If it seemed as if the Komets got hit by a tidal wave, maybe it’s because they endured what general manager David Franke called a perfect storm – one that caused one of the most disappointing seasons in the franchise’s 61 seasons of hockey.
The Komets entered this season with four championships in five years – 2008, 2009 and 2010 in the IHL and 2012 in the CHL – but those were in smaller leagues without strong ties to the higher-level NHL and American Hockey League.
In the 23-team ECHL, the Komets came up with a mantra – Double-A hockey is Double-A hockey – but they wound up missing the playoffs for the first time since 2002 and finishing 33-35-4, below .500 for the first time since 1997.
Asked what created his perfect storm, Franke listed the following:
In moving from the CHL, the Komets weren’t able to protect any players or take over the roster of a previous ECHL team. That enabled Reading to sign defenseman Bryant Molle. And they didn’t have an expansion draft; the roster was built from scratch.
The complexities of an affiliation – with the Anaheim Ducks – were something the Komets hadn’t had to deal with since the 1990s. It’s taken us awhile to figure out the involvement of the NHL again, Franke said.
The NHL lockout, which lasted longer than most expected, changed the complexion of the ECHL. The talent in this league and the remaining talent that stays in this league, it’s made it far superior to what it would have been, Franke said, and I fully expect it will be back to normal next season.
The Komets lost top-line forward Chris Auger for the season in game No. 4. Captain Colin Chaulk was limited to 28 games because of injuries and illness, which could end his playing career.
Still, in January, the Komets were vying for the top spot in the conference – until teams they aren’t affiliated with, Bridgeport and Lake Erie of the AHL, called up Kenny Reiter, arguably the ECHL’s best goalie, and all-star defenseman Daniel Maggio.
That’s a lot to have to deal with in one season, but I think there were some bright spots with certain players and we were a very good road team, Franke said. But at home we were terrible, and we need to make sure we control our home ice.

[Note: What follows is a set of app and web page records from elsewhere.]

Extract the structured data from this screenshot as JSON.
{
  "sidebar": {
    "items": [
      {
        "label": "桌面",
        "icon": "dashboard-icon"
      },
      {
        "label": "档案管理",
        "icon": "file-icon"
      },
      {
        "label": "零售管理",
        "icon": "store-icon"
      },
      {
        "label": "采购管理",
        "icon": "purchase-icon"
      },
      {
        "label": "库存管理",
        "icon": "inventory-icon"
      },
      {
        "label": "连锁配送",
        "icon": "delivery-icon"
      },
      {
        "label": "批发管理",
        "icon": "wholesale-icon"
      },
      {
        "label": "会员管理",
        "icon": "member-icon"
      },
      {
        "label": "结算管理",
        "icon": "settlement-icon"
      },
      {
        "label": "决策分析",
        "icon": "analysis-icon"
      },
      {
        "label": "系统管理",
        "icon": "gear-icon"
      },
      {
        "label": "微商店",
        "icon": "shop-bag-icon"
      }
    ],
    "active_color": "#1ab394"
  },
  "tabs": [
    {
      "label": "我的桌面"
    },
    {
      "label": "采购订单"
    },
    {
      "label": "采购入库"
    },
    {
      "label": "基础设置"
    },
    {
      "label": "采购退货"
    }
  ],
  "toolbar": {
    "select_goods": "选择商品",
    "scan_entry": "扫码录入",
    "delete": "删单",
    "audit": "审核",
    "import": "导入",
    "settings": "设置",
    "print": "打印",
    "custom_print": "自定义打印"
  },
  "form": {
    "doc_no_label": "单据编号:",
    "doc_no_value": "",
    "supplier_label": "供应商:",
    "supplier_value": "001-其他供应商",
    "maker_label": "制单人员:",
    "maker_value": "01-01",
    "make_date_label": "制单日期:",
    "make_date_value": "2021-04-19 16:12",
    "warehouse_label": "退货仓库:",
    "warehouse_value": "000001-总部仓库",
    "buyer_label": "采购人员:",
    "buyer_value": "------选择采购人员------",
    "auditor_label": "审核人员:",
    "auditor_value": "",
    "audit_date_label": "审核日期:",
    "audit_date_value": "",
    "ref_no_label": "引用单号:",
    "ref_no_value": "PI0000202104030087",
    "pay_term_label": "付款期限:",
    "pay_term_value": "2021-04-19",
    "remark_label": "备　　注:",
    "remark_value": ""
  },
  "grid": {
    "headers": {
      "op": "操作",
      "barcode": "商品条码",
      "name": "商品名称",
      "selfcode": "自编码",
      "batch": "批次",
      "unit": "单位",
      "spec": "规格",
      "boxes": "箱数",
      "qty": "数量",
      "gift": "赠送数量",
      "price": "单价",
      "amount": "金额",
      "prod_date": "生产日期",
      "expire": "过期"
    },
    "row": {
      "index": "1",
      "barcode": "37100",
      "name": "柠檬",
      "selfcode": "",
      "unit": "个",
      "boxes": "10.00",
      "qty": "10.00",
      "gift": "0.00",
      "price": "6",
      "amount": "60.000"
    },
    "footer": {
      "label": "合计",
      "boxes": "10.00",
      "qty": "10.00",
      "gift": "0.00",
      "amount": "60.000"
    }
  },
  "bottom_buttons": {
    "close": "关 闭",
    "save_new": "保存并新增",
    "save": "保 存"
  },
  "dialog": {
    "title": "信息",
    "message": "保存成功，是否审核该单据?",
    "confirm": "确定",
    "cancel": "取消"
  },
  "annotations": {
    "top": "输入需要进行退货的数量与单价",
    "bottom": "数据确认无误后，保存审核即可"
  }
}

The home record of 16-20-0 – while the Komets averaged a league-best 7,583 fans per game – was the worst part, because it negated the strong road record and disappointed the fans.
When you let yourself down and let the fans down all season, you want to end with a good feeling, and at least we accomplished that, said alternate captain Lincoln Kaleigh Schrock, referring to the a 4-2 victory over Kalamazoo on Saturday.
It shouldn’t be hard. You are still playing a game that you love, and just because you are out of the playoffs doesn’t mean you shouldn’t go out there and earn your paycheck.
The Komets said they will focus on offense in the offseason, after scoring 2.85 goals per game, 16th most in the league.
They were led by team MVP Brandon Marino (20 goals, 74 points), Brett Smith (13 goals, 45 points) and Thomas Beauregard (24 goals, 34 points), who was brought in to replace Auger.
The defense ranked 17th, allowing 3.42 goals per game. The power play was last (13 percent) and the penalty kill 20th (80.1 percent).
Uncharacteristically of this team, we were horrible on special teams. That’s from the system we used, to the players involved on the penalty kill, to something people don’t look at often – faceoffs – and we hardly ever got them this year, said Franke, who will evaluate the future of coach Al Sims as well as the players.
The goaltending was a positive. Reiter was 14-7-1 with a 2.72 goals-against average and a .916 save percentage before his call-up. Charlie Effinger was 10-13-2 with a 3.55 GAA and a .890 save percentage. Jeff Deslauriers was 5-8-1 with a 3.35 GAA and a .900 save percentage. And Marco Cousineau was 3-7-0 with a 3.55 GAA and a .886 save percentage.
But an inexperienced defense hung them out to dry, and there wasn’t enough offensive support.
It’s funny, when guys grow confidence in the goalies behind us, they start turning it over and kind of thinking, Eh, the goalies will take care of it.’ That’s happened too many times to us, forward Jean-Michel Rizk said.
These guys can’t stop them all. At some point, the law of averages will catch up, and you need too make sure you’re not putting your goalies in those situations.
If this season was a perfect storm, now begins the cleanup.
There are no guarantees in anything, especially life, Franke said. But we recognize the problems we had.